→ **EXTRACTED INFORMATION**:

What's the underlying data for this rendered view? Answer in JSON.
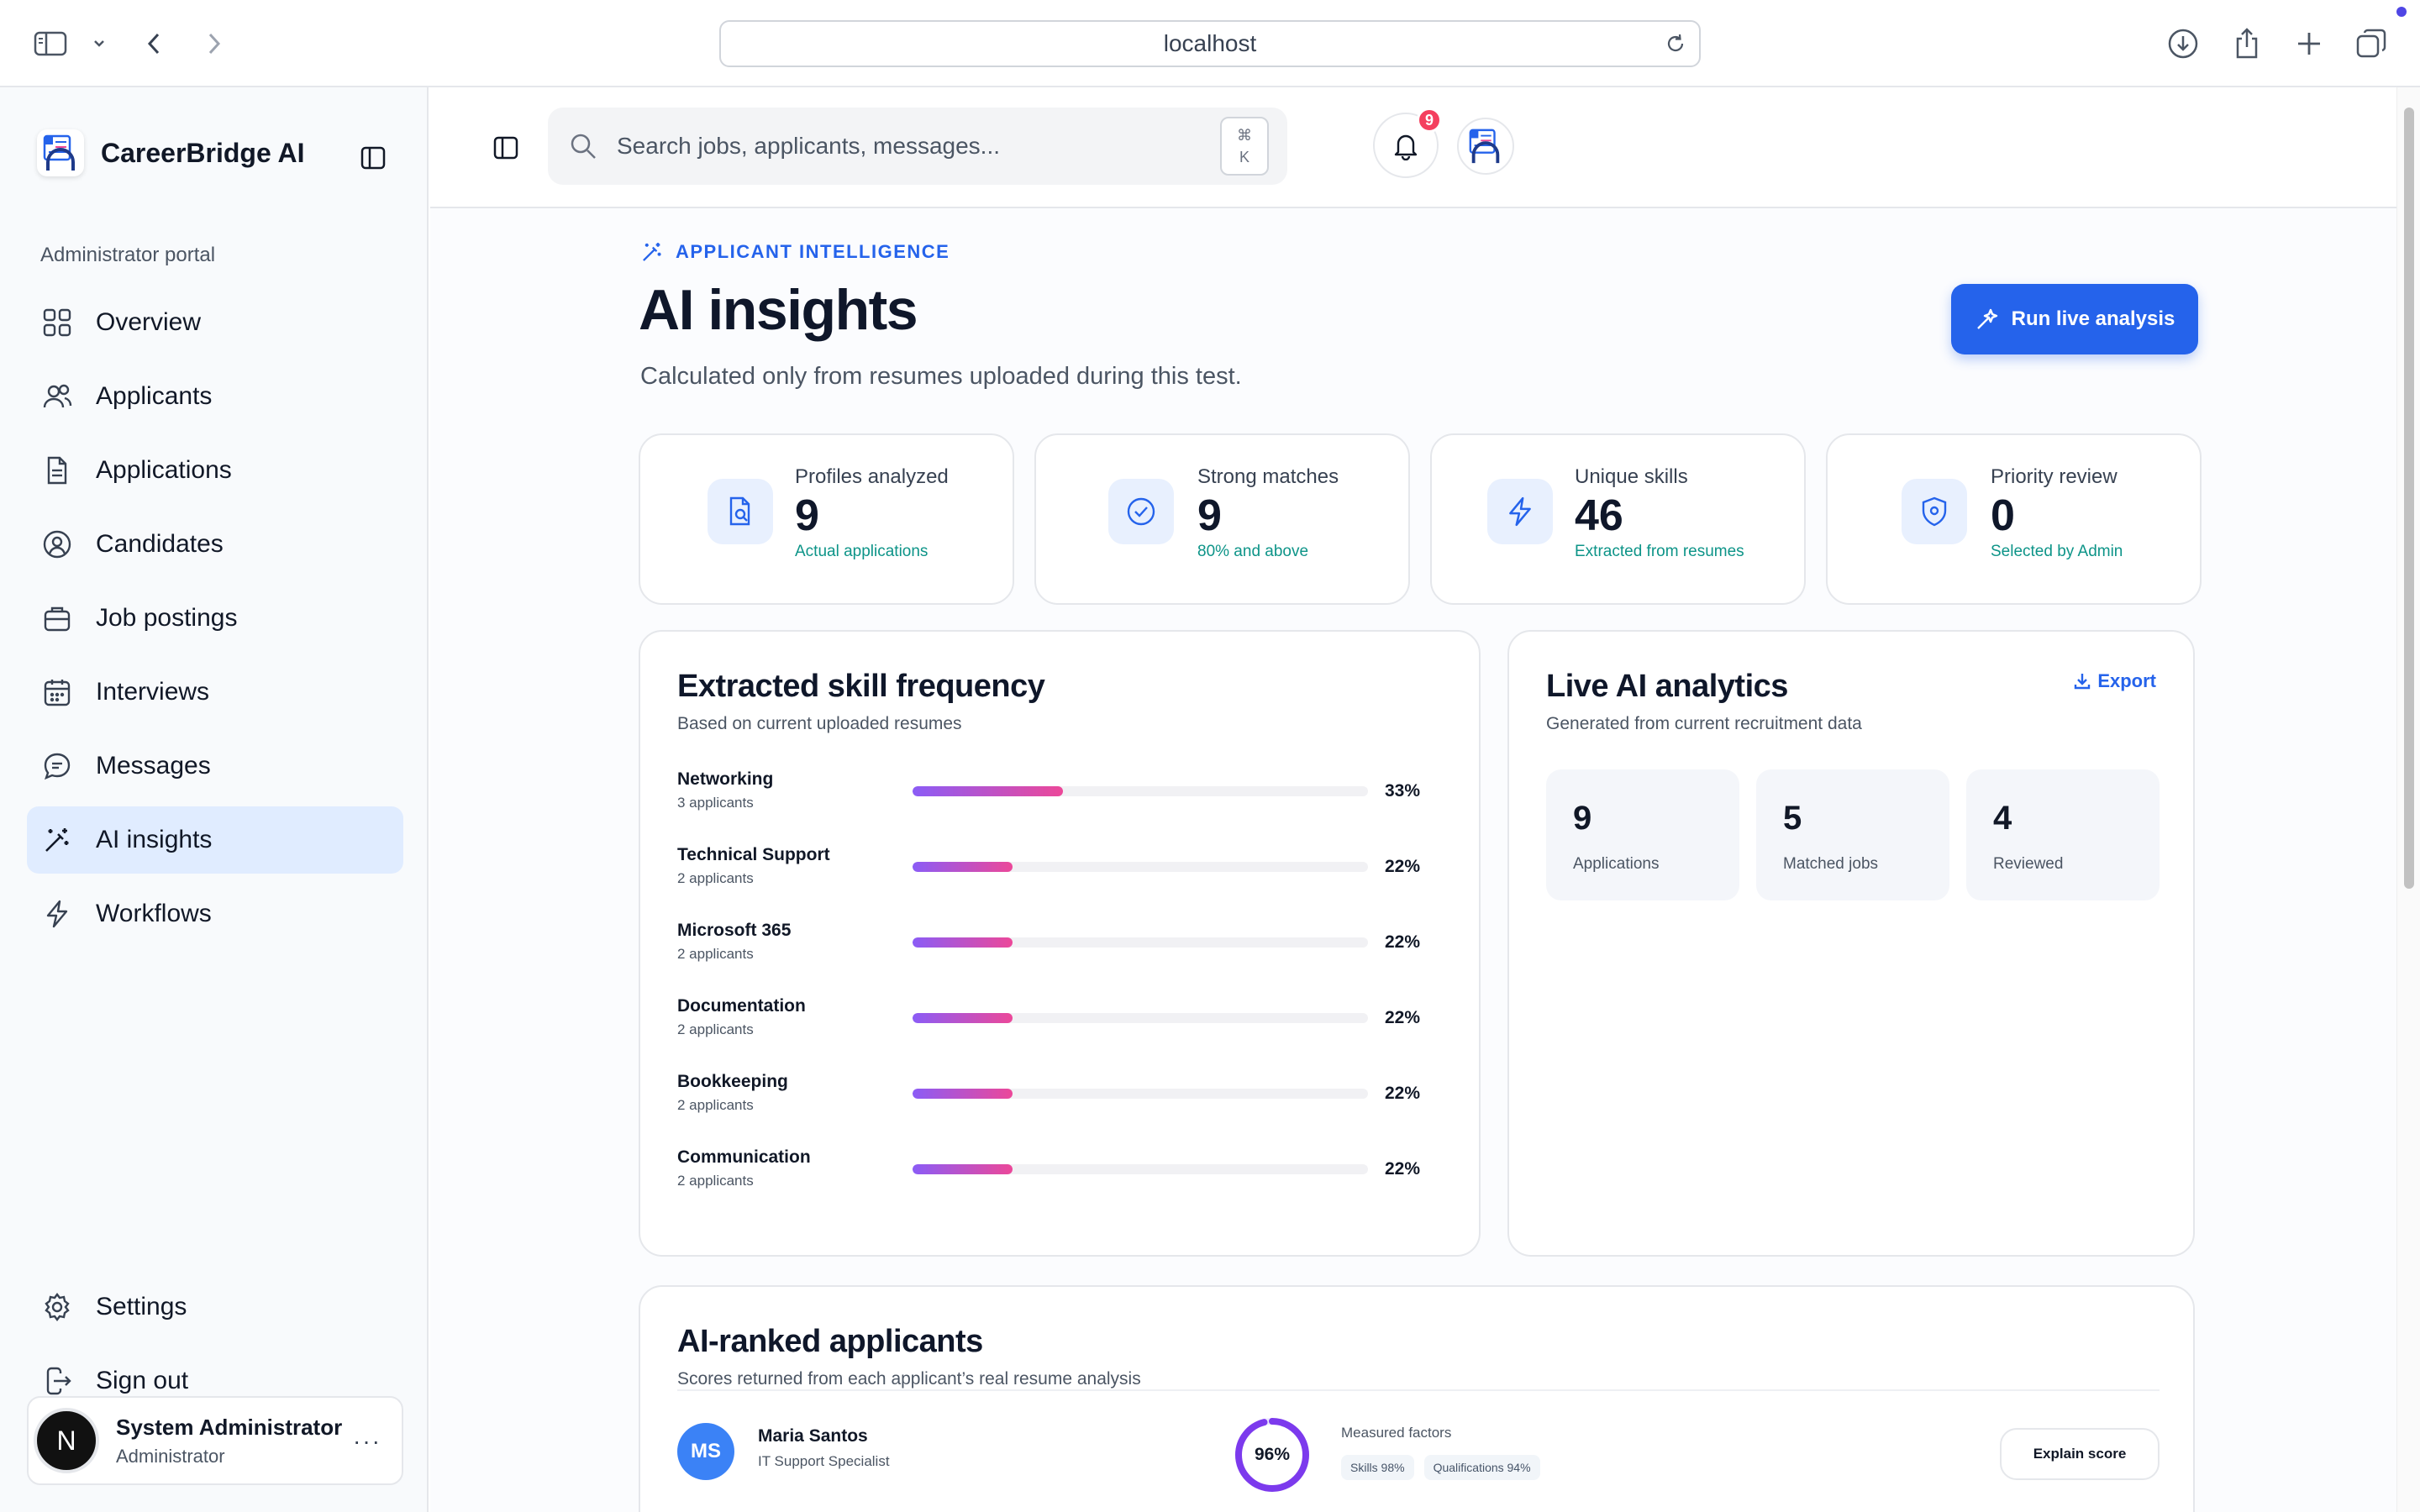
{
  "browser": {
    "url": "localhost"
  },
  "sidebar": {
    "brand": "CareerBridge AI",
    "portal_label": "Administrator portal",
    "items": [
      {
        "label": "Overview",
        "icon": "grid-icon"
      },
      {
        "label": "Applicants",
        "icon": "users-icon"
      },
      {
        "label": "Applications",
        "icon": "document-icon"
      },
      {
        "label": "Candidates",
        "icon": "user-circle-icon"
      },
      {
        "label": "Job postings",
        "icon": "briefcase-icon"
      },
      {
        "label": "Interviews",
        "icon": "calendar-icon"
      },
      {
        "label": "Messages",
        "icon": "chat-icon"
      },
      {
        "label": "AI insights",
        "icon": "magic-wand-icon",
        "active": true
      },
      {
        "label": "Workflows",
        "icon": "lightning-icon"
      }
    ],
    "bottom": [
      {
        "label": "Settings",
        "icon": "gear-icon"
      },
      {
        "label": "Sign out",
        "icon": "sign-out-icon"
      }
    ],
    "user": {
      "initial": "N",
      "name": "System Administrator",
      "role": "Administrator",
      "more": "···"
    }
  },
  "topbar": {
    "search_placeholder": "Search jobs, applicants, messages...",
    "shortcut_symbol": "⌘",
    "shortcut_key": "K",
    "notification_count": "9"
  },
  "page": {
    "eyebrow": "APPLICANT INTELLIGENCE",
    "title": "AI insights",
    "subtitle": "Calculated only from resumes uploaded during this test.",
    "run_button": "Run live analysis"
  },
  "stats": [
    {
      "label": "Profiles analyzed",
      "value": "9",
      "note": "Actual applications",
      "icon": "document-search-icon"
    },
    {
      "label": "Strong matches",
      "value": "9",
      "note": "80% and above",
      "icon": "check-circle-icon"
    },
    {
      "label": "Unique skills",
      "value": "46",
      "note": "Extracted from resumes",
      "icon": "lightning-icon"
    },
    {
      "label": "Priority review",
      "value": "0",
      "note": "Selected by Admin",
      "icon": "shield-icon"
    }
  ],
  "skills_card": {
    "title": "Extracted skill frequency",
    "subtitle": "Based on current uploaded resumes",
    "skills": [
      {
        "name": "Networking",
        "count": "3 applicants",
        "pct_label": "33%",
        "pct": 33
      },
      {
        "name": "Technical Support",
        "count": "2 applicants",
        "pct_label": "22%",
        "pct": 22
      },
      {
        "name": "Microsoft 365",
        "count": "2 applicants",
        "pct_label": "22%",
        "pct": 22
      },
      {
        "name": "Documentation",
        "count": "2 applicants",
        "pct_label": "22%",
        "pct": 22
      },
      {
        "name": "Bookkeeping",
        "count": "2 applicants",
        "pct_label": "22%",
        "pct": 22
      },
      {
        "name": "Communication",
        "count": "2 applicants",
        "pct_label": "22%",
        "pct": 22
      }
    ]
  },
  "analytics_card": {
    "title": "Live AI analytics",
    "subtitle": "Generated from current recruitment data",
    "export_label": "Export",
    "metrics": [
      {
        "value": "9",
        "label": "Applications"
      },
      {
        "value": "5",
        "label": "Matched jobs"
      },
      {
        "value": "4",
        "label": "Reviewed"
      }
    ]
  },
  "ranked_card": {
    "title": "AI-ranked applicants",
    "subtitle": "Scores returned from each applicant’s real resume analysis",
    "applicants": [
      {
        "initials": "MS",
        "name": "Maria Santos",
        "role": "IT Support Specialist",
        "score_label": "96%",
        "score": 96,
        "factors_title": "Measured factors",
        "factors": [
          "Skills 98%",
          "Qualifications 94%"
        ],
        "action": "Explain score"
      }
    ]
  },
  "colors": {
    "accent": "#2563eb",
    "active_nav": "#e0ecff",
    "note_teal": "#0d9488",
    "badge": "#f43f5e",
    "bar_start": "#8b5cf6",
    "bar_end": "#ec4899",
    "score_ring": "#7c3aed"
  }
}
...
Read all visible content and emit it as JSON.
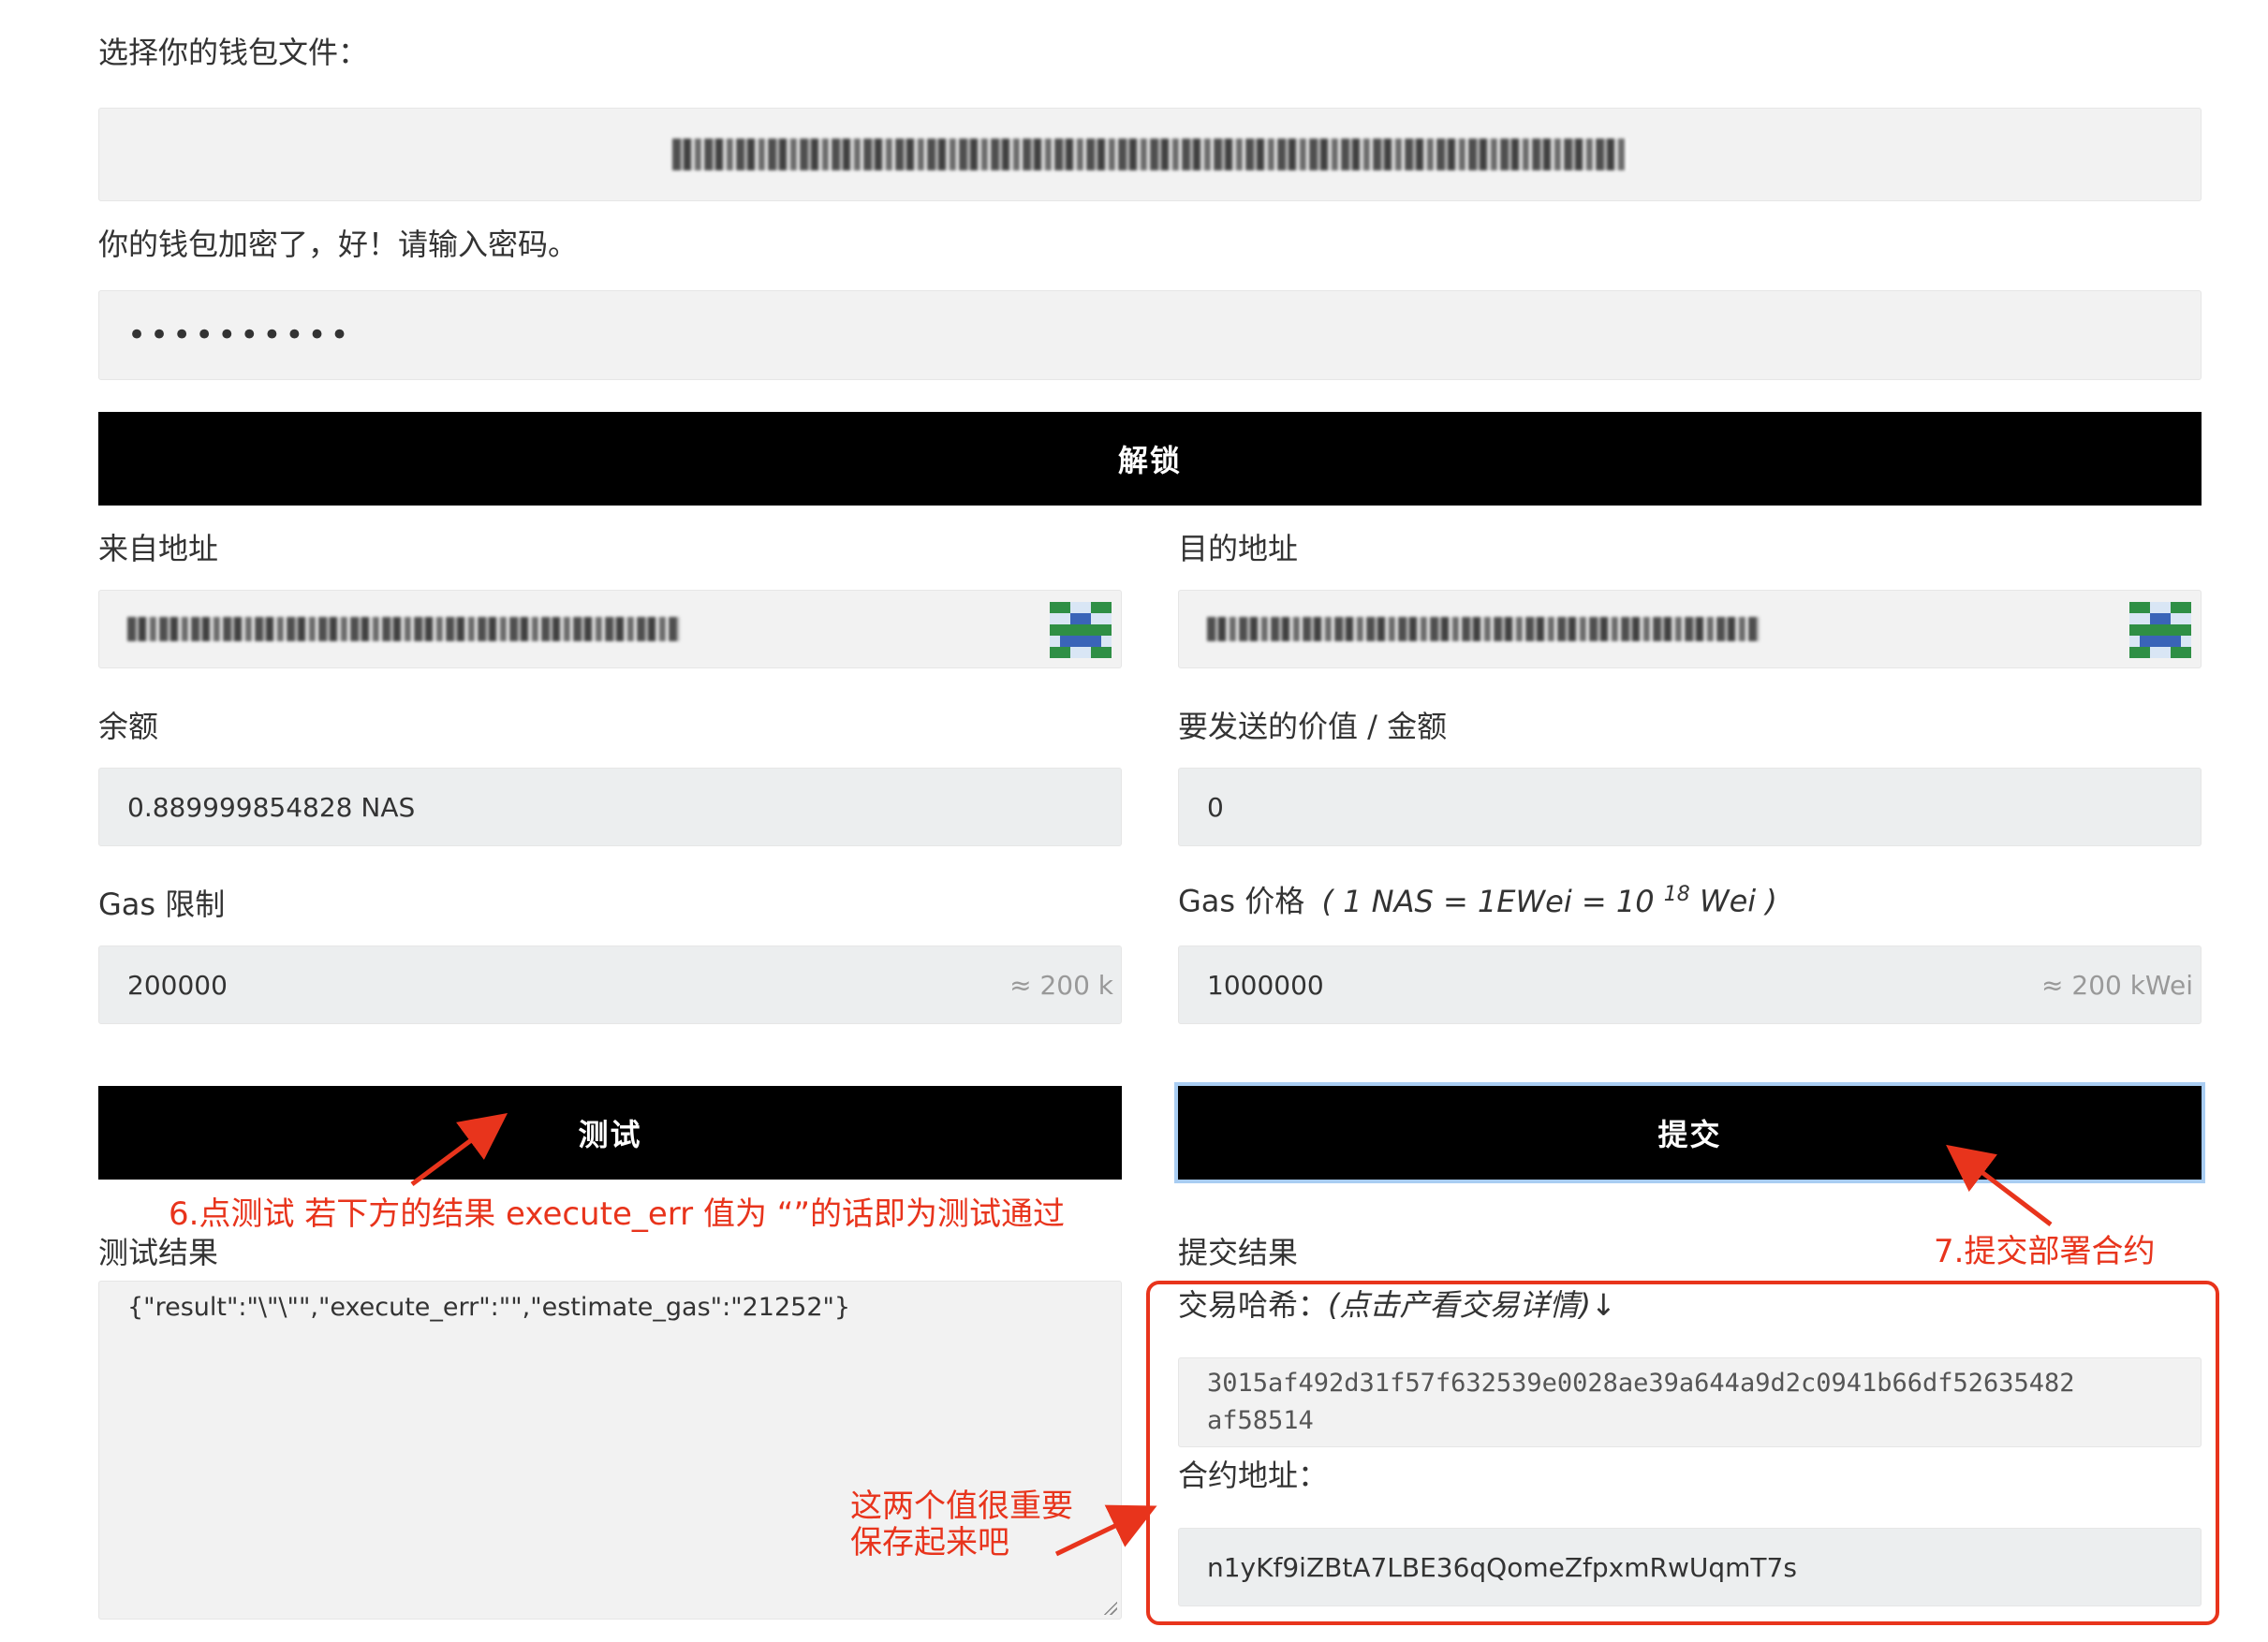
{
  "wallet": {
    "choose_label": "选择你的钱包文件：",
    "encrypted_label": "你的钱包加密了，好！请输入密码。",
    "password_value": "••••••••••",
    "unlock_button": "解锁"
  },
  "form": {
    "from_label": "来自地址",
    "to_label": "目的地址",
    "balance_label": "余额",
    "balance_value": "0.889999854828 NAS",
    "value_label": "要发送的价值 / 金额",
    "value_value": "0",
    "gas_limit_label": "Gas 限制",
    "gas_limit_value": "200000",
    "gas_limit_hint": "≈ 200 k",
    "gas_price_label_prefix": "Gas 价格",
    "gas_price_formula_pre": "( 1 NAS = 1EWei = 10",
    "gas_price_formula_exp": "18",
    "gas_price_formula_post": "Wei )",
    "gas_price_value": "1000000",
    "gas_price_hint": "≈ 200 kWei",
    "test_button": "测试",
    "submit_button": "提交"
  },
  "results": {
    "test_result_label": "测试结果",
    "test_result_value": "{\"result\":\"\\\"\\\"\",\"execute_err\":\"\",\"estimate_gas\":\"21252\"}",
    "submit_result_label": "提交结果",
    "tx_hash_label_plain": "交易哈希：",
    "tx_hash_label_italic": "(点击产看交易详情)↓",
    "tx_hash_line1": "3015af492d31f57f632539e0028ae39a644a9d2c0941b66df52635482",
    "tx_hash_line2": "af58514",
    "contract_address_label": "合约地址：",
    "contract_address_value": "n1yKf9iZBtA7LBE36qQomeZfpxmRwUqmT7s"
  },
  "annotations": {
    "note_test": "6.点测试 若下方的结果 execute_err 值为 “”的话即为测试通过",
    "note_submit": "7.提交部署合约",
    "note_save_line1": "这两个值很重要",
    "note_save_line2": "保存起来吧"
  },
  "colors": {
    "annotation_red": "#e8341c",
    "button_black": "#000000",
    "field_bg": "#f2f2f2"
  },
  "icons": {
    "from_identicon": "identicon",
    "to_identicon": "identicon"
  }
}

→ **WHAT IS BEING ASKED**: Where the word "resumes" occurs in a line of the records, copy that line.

→ **SOLUTION TO THE EXERCISE**:
    "subtitle": "Calculated only from resumes uploaded during this test.",
      "note": "Extracted from resumes",
    "subtitle": "Based on current uploaded resumes",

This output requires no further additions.